[[ RECORDS TO USE open ]]

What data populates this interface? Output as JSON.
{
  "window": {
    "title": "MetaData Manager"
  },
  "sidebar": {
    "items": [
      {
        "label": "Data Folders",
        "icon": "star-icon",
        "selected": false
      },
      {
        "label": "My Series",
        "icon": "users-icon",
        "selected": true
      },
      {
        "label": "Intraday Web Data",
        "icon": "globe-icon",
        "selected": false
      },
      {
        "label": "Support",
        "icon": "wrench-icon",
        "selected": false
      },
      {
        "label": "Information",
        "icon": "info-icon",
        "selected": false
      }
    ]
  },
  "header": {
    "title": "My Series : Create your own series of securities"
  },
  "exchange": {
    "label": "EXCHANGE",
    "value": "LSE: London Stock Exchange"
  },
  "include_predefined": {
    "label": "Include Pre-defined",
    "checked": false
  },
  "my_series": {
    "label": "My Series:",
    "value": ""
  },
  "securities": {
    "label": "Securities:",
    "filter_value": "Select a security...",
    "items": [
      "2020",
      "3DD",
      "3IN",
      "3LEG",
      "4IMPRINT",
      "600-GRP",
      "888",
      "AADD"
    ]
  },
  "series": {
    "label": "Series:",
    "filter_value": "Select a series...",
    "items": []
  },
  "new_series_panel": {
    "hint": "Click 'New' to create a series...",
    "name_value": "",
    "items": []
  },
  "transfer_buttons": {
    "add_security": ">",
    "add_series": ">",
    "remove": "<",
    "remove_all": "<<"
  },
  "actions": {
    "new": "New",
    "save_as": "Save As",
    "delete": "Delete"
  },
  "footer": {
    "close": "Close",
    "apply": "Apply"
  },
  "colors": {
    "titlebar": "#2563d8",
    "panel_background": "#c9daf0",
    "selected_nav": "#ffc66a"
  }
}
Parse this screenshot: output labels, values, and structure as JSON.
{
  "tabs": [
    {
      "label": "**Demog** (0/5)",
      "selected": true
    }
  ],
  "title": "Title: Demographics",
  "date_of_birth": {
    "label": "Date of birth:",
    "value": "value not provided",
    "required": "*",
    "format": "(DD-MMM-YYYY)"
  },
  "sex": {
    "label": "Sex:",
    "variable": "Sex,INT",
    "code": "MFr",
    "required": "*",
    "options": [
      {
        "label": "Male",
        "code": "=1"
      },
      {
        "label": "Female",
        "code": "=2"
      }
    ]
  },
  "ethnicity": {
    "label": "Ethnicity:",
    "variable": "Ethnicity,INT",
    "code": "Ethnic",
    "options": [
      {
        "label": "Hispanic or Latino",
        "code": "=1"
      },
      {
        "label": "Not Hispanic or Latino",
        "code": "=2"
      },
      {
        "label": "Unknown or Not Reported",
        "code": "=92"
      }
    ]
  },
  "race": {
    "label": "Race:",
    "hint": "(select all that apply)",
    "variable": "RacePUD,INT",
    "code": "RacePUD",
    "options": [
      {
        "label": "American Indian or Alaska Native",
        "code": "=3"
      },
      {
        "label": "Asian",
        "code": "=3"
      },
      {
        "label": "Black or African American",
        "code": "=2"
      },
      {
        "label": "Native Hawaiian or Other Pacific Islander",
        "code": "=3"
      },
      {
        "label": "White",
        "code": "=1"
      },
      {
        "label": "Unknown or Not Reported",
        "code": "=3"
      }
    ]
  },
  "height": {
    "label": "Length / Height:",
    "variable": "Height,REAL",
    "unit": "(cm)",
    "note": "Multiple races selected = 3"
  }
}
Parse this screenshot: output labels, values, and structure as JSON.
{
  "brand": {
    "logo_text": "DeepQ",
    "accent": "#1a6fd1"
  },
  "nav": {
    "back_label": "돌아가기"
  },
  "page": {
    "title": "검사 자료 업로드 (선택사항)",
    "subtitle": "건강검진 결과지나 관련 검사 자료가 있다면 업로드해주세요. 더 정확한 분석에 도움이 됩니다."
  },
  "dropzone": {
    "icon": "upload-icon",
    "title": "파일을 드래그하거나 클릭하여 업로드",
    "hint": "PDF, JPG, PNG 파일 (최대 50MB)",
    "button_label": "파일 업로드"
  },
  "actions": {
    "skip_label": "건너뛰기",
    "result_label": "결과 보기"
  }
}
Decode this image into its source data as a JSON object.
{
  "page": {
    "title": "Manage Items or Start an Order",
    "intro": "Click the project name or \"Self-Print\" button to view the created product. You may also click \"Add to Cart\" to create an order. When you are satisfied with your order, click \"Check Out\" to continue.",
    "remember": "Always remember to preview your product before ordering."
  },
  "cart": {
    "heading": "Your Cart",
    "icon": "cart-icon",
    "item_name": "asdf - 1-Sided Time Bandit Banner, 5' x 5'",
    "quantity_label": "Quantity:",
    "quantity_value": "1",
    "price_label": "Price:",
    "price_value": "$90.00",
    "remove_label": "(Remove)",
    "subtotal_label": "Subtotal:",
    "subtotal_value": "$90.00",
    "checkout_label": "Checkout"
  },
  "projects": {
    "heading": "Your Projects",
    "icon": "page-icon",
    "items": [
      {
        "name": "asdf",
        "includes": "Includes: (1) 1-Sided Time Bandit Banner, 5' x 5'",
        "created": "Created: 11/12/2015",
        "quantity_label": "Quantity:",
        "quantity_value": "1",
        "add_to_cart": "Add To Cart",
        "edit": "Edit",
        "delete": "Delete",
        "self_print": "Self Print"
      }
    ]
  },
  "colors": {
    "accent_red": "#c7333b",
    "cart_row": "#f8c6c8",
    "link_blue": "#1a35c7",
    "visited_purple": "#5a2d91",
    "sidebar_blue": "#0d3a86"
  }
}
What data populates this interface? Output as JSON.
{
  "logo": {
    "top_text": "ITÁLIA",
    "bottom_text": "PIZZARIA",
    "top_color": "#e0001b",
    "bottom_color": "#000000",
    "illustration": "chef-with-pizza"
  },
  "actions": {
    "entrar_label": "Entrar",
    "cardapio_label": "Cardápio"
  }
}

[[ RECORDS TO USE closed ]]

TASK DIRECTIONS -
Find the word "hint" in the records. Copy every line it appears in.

ANSWER TO THE EXERCISE -
    "hint": "Click 'New' to create a series...",
    "hint": "(select all that apply)",
    "hint": "PDF, JPG, PNG 파일 (최대 50MB)",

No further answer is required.